For every record here, output an exact copy.
DATA Block Start
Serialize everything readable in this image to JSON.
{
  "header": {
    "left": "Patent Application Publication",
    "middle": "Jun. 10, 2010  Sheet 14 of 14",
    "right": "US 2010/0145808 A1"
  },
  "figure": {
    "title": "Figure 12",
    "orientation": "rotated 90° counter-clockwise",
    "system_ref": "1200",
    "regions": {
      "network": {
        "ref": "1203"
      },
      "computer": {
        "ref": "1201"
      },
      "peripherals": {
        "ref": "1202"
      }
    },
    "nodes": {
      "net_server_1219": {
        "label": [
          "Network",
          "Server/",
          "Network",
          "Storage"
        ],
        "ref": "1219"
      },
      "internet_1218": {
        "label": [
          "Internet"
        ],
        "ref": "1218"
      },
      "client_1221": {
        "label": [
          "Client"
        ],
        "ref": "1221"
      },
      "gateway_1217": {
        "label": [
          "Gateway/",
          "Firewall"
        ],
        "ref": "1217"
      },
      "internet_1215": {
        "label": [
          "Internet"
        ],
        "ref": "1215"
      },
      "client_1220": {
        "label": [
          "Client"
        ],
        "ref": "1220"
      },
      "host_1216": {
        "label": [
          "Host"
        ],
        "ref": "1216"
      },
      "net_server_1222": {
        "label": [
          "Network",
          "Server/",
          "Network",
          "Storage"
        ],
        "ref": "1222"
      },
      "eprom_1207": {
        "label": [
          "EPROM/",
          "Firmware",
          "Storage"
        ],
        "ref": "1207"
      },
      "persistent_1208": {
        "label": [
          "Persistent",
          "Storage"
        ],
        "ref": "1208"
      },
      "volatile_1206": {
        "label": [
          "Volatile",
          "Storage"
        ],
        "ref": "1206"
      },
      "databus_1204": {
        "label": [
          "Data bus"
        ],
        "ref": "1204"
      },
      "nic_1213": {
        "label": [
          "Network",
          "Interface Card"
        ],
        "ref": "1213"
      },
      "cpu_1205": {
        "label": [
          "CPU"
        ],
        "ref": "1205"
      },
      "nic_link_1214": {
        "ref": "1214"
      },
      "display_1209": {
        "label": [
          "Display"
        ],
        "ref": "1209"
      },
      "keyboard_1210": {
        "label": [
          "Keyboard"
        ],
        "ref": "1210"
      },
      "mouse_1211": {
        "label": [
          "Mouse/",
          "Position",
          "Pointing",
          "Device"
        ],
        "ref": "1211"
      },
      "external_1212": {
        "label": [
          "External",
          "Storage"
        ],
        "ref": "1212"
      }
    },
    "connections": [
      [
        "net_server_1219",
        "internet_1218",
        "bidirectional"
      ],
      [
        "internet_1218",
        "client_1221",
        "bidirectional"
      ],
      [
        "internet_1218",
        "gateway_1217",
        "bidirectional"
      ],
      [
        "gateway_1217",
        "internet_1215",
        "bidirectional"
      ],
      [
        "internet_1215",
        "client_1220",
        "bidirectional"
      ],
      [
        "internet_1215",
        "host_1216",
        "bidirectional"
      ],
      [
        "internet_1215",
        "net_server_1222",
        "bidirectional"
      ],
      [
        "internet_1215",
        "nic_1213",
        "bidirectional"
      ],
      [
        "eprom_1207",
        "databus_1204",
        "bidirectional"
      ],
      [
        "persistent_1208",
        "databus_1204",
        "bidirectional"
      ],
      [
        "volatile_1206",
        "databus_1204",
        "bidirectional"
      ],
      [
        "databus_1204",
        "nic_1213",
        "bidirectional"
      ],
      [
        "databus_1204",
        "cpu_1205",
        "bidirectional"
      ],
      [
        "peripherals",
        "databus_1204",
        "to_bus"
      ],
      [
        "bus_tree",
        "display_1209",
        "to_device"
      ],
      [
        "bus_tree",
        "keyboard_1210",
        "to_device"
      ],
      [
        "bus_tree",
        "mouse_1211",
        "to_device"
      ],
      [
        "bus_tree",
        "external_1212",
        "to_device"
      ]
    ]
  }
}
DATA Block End
## REPLY TO THE EXERCISE
Serialize everything readable in this image to JSON.
{
  "header": {
    "left": "Patent Application Publication",
    "middle": "Jun. 10, 2010  Sheet 14 of 14",
    "right": "US 2010/0145808 A1"
  },
  "figure": {
    "title": "Figure 12",
    "orientation": "rotated 90° counter-clockwise",
    "system_ref": "1200",
    "regions": {
      "network": {
        "ref": "1203"
      },
      "computer": {
        "ref": "1201"
      },
      "peripherals": {
        "ref": "1202"
      }
    },
    "nodes": {
      "net_server_1219": {
        "label": [
          "Network",
          "Server/",
          "Network",
          "Storage"
        ],
        "ref": "1219"
      },
      "internet_1218": {
        "label": [
          "Internet"
        ],
        "ref": "1218"
      },
      "client_1221": {
        "label": [
          "Client"
        ],
        "ref": "1221"
      },
      "gateway_1217": {
        "label": [
          "Gateway/",
          "Firewall"
        ],
        "ref": "1217"
      },
      "internet_1215": {
        "label": [
          "Internet"
        ],
        "ref": "1215"
      },
      "client_1220": {
        "label": [
          "Client"
        ],
        "ref": "1220"
      },
      "host_1216": {
        "label": [
          "Host"
        ],
        "ref": "1216"
      },
      "net_server_1222": {
        "label": [
          "Network",
          "Server/",
          "Network",
          "Storage"
        ],
        "ref": "1222"
      },
      "eprom_1207": {
        "label": [
          "EPROM/",
          "Firmware",
          "Storage"
        ],
        "ref": "1207"
      },
      "persistent_1208": {
        "label": [
          "Persistent",
          "Storage"
        ],
        "ref": "1208"
      },
      "volatile_1206": {
        "label": [
          "Volatile",
          "Storage"
        ],
        "ref": "1206"
      },
      "databus_1204": {
        "label": [
          "Data bus"
        ],
        "ref": "1204"
      },
      "nic_1213": {
        "label": [
          "Network",
          "Interface Card"
        ],
        "ref": "1213"
      },
      "cpu_1205": {
        "label": [
          "CPU"
        ],
        "ref": "1205"
      },
      "nic_link_1214": {
        "ref": "1214"
      },
      "display_1209": {
        "label": [
          "Display"
        ],
        "ref": "1209"
      },
      "keyboard_1210": {
        "label": [
          "Keyboard"
        ],
        "ref": "1210"
      },
      "mouse_1211": {
        "label": [
          "Mouse/",
          "Position",
          "Pointing",
          "Device"
        ],
        "ref": "1211"
      },
      "external_1212": {
        "label": [
          "External",
          "Storage"
        ],
        "ref": "1212"
      }
    },
    "connections": [
      [
        "net_server_1219",
        "internet_1218",
        "bidirectional"
      ],
      [
        "internet_1218",
        "client_1221",
        "bidirectional"
      ],
      [
        "internet_1218",
        "gateway_1217",
        "bidirectional"
      ],
      [
        "gateway_1217",
        "internet_1215",
        "bidirectional"
      ],
      [
        "internet_1215",
        "client_1220",
        "bidirectional"
      ],
      [
        "internet_1215",
        "host_1216",
        "bidirectional"
      ],
      [
        "internet_1215",
        "net_server_1222",
        "bidirectional"
      ],
      [
        "internet_1215",
        "nic_1213",
        "bidirectional"
      ],
      [
        "eprom_1207",
        "databus_1204",
        "bidirectional"
      ],
      [
        "persistent_1208",
        "databus_1204",
        "bidirectional"
      ],
      [
        "volatile_1206",
        "databus_1204",
        "bidirectional"
      ],
      [
        "databus_1204",
        "nic_1213",
        "bidirectional"
      ],
      [
        "databus_1204",
        "cpu_1205",
        "bidirectional"
      ],
      [
        "peripherals",
        "databus_1204",
        "to_bus"
      ],
      [
        "bus_tree",
        "display_1209",
        "to_device"
      ],
      [
        "bus_tree",
        "keyboard_1210",
        "to_device"
      ],
      [
        "bus_tree",
        "mouse_1211",
        "to_device"
      ],
      [
        "bus_tree",
        "external_1212",
        "to_device"
      ]
    ]
  }
}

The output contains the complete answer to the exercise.